In the summer of 1990, on my second visit to Lake Baikal, I spent time at the northern tip of the lake. While there I became intrigued by a name I found on a map—a village called Holodnia, located about 20 kilometers north of Baikal’s northern shores. Now holodnia, in Russian, means “cold.” I asked myself, “What on earth is it like to live in a place called Cold, Siberia?” I had to find out.
After two days of finagling I managed to get a vehicle and driver to take me and a few colleagues to the village. There we found a charming collection of old, typically Siberian log homes, two small stores, and a biblioteka (library). It was a hot day, with temperature in the high 80s—not the typical picture (or temperature) that most of us associate with Siberia. The streets were lined with lovely old shade trees. Except for a few Russian made vehicles, mostly beat-up old Ladas, and an ancient tractor, this could have been a bucolic town right out of mid-America, circa the 1940s. The only thing missing from the picture was a makeshift stand with kids selling lemonade.
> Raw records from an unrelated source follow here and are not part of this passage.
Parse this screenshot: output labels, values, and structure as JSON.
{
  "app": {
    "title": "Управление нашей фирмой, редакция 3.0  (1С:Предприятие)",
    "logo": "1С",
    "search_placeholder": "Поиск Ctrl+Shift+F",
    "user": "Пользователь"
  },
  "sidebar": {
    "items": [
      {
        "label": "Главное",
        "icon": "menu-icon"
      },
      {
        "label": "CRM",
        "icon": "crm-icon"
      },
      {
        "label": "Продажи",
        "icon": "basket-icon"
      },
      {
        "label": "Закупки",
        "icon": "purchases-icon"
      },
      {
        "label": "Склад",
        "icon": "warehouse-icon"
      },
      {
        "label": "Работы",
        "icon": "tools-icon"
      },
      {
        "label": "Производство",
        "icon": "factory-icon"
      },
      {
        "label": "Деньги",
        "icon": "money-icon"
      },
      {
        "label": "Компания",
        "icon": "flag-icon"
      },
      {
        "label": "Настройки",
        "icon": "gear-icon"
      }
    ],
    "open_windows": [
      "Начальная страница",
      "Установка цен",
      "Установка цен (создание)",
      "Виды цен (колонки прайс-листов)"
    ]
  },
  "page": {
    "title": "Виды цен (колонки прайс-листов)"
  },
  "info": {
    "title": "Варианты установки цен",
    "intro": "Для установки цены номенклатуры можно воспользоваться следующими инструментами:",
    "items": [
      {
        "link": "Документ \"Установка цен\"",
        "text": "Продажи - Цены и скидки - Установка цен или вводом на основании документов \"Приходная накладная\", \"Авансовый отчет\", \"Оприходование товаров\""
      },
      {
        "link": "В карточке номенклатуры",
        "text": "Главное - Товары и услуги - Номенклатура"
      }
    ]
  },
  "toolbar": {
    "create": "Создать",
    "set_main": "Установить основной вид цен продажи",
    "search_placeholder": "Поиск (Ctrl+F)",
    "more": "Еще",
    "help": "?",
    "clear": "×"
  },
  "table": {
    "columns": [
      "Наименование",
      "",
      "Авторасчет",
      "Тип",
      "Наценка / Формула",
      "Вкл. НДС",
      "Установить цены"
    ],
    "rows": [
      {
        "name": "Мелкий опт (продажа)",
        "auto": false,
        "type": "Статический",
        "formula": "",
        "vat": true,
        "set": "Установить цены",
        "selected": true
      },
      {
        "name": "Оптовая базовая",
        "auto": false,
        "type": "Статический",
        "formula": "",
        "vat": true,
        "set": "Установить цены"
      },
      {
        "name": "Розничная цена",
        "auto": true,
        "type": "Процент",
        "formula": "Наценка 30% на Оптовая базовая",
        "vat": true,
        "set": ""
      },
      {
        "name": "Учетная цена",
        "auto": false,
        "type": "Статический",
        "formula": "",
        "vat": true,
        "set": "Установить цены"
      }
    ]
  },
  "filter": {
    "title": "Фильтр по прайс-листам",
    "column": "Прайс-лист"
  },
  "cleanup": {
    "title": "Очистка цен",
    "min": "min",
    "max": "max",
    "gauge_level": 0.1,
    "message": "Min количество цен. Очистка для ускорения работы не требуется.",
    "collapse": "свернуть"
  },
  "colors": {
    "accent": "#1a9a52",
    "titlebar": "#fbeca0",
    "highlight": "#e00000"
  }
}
We walked leisurely up one street and down another. On one of those side streets a man stood in his yard behind a picket fence tending a garden. He waved and we stopped to chat. He was incredulous when he discovered we were Americans. Amerikanski! Apparently no one here had ever seen a non-Russian, let alone an American. With great excitement he invited us in for tea. Here was my chance to find out about life in Cold, Siberia.
We sat in his tiny kitchen. The tea was typically Russian—dark, strong, and bracing. He served some small cookies as well. We made small talk. My friend Susie Crate, a Russian scholar, translated for us. He asked many questions about us. Where did we live? How did we get here? He was still astonished that we were Americans—sitting right here in his kitchen! The conversation went on and I was getting impatient. Finally, I could contain myself no longer. When a lull came in the conversation, I asked, “What is it like to live in a place called Cold, Siberia?” Susie translated.
His brow wrinkled and a puzzled look came over his face. Then he realized that I was asking how cold is Cold. He laughed and made an aw-shucks-it’s-nothing wave of his hand. “We sometimes have minus-40 degrees here. It’s not bad,” he said. (Minus-40 degrees Celsius is the same as minus-40 degrees Fahrenheit.) Then, pointing to the north with his finger he said, “Ah, but Pereval [a village 50 kilometers north of Holdnia], they get down to minus-55 degrees” (which translates to an incredible 67 degrees below zero Fahrenheit!). He paused and smiled to let that sink in. You wouldn’t catch him living in a place as cold as Pereval. No sir. Holodnia was a much balmier climate.
The place called Cold wasn’t so cold after all.